2. Sloss argues for a different interpretation of Medellin, and in particular the sentence in the decision that says there is a “background presumption…that [treaties] … do not create private rights or provide a private cause of action in domestic courts.” He summarizes his argument:

“In sum, it appears that very little has changed since Medellín. Before Medellín, US courts vigorously enforced transnational treaty provisions, but they were hesitant to enforce vertical treaty provisions. After Medellín, US courts are arguably more reluctant to enforce vertical treaty provisions, but their enthusiastic enforcement of transnational treaty provisions continues unabated.”

3. John Bellinger, part of the Secretary of State’s Advisory Committee on International Law, makes an interesting comment on how the Medellín decision surprised him:

“..it does not make much sense to me that the President [Bush] would order compliance with an ICJ decision knowing his order would be struck down. His order was decidedly unpopular in Texas and with conservatives, and he received little credit in the international community for his effort to comply with international law. To my knowledge, the President made his decision, based on the recommendation of his Secretary of State, because the U.S. is required under the U.N. Charter to comply with decisions of the ICJ and because demonstrating commitment to the Vienna Convention on Consular Relations (VCCR) would help protect Americans who are arrested in other countries”

4. Finally, and most recently,Vladek blogged on “Self-Execution Beyond Treaties”: Enforcement of both domestic and international obligations is becoming more problematic.

IL Course Notes: Actors

The theme this week, carried over from last week, is “actors in international law”. We will finish discussing states, and move on to other actors. But the unfortunate events in Syria provide a lens for thinking about some of these actors.

One of the first things we learn in international law is that sovereign states are largely treated as “equal” subjects. However, over at Opinio Juris, Jens Ohlin notes that in the area of security some actors (the permanent members of the security council) are more equal than others (the rest of the states): “Syria, Intervention, and Recognition”. This is why the Security Council cannot act on Syria. Two of its members, Russia and China, seem unlikely to allow any resolution on Syria to pass, regardless of what the rest of the world may want.

However, another interesting aspect to the Syria issue is the question of forum shifting by actors. If the Security Council’s actions can be blocked by two states, what about the International Criminal Court. Julian Ku asks this in another post at Opinio Juris:“Since the Security Council Won’t Act, Send in the ICC?” These are two somewhat independent international organizations. And while one (the Security Council) is mostly focused on regulating the behavior of states, the other (ICC) is primarily focused on regulating the behavior of individuals. Unfortunately for those who would like to see ICC action, it would likely require Security Council support, given that Syria is not a member. And, once again, China and Russia will likely block such a decision.
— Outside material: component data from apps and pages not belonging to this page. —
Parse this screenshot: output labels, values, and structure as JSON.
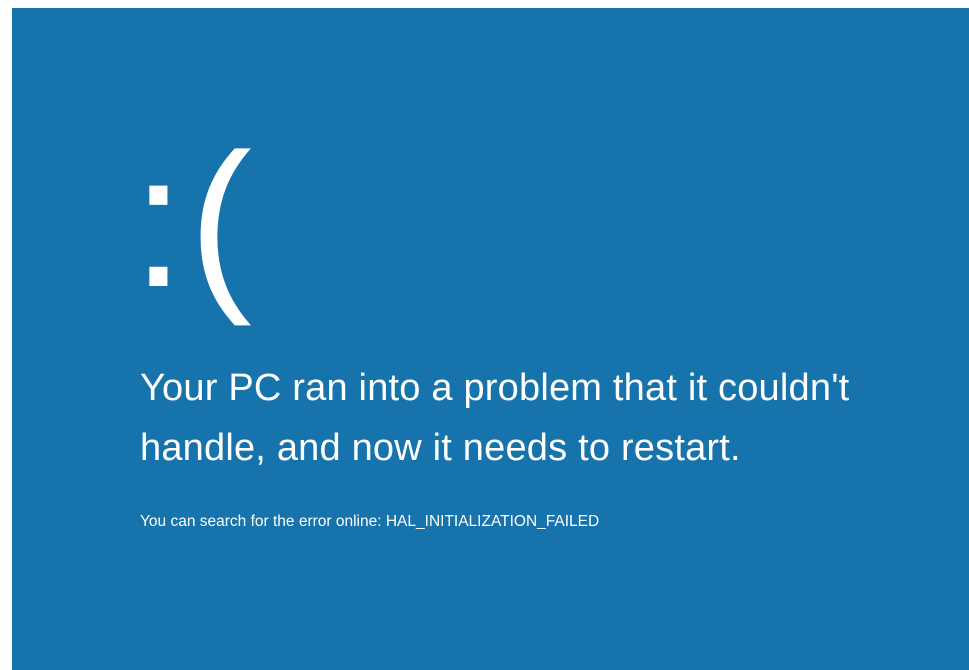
{
  "bsod": {
    "face": ":(",
    "message": "Your PC ran into a problem that it couldn't handle, and now it needs to restart.",
    "error_prefix": "You can search for the error online:",
    "stop_code": "HAL_INITIALIZATION_FAILED"
  },
  "colors": {
    "background": "#1673ac",
    "text": "#ffffff"
  }
}
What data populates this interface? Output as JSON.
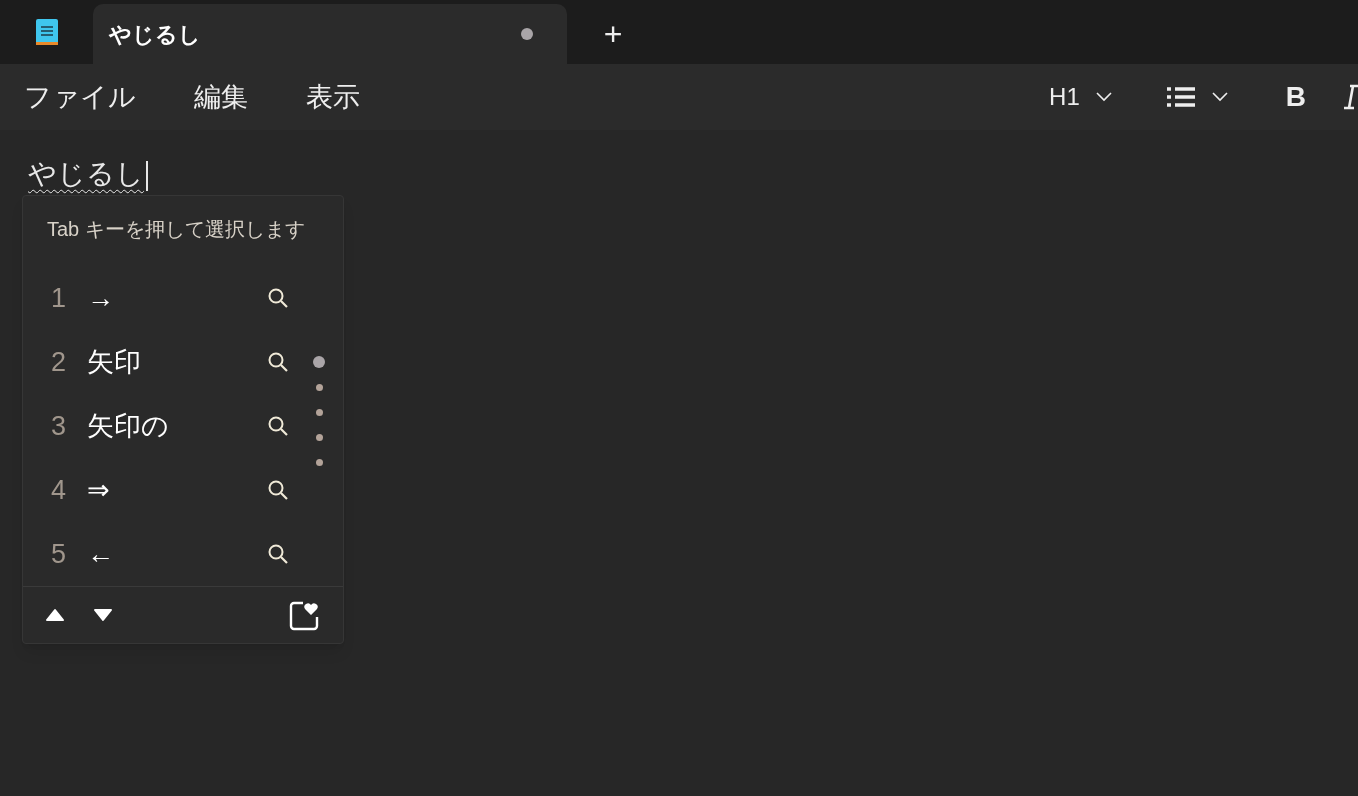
{
  "tabs": [
    {
      "title": "やじるし",
      "selected": true,
      "modified": true
    }
  ],
  "new_tab": "+",
  "menu": [
    "ファイル",
    "編集",
    "表示"
  ],
  "toolbar": {
    "heading": "H1",
    "bold": "B"
  },
  "editor": {
    "text": "やじるし",
    "composing": true
  },
  "ime_popup": {
    "hint": "Tab キーを押して選択します",
    "candidates": [
      {
        "index": "1",
        "text": "→"
      },
      {
        "index": "2",
        "text": "矢印"
      },
      {
        "index": "3",
        "text": "矢印の"
      },
      {
        "index": "4",
        "text": "⇒"
      },
      {
        "index": "5",
        "text": "←"
      }
    ],
    "pages": [
      {
        "selected": true
      },
      {
        "selected": false
      },
      {
        "selected": false
      },
      {
        "selected": false
      },
      {
        "selected": false
      }
    ]
  }
}
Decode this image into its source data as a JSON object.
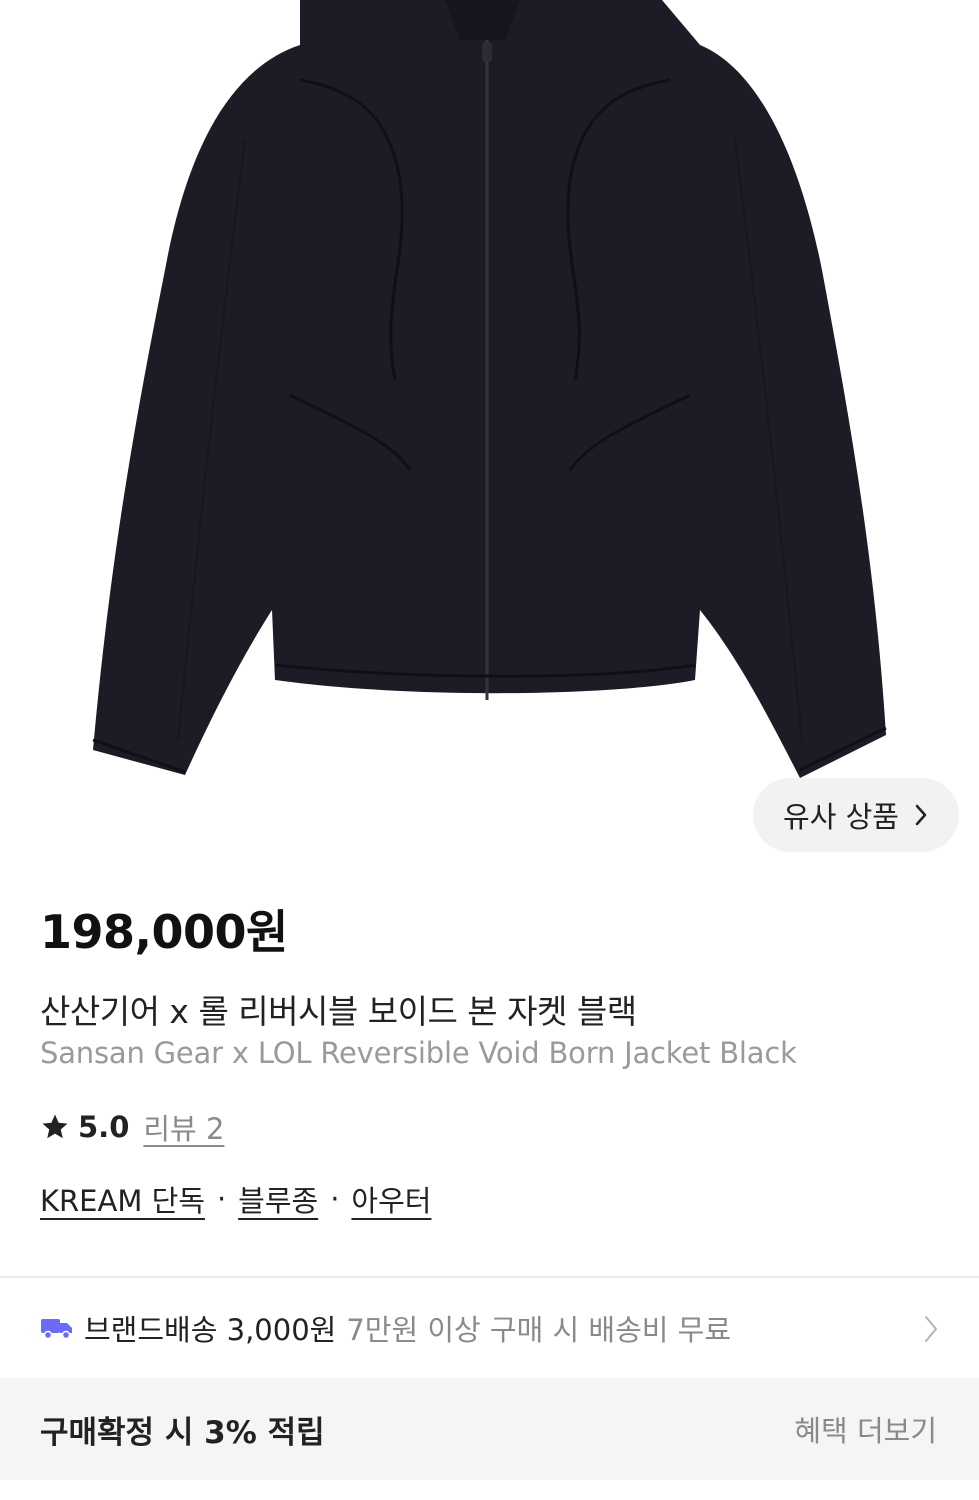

Sudan is a case where the Security Council did ask the ICC to investigate a state who was not a member of the ICC. However, this has proved controversial in Africa. Just last month, the African Union asked its commission to consider seeking an ICJ advisory decision on whether Sudanese President Omer Hassan al-Bashir should be considered immune, whether the ICC process is against international law in this instance. (Likely the ICC is in the right here, I would say. But it could be an interesting ICJ decision to follow, should it get there.) See: “African Union may ask ICJ for opinion on Bashir’s immunity from ICC”.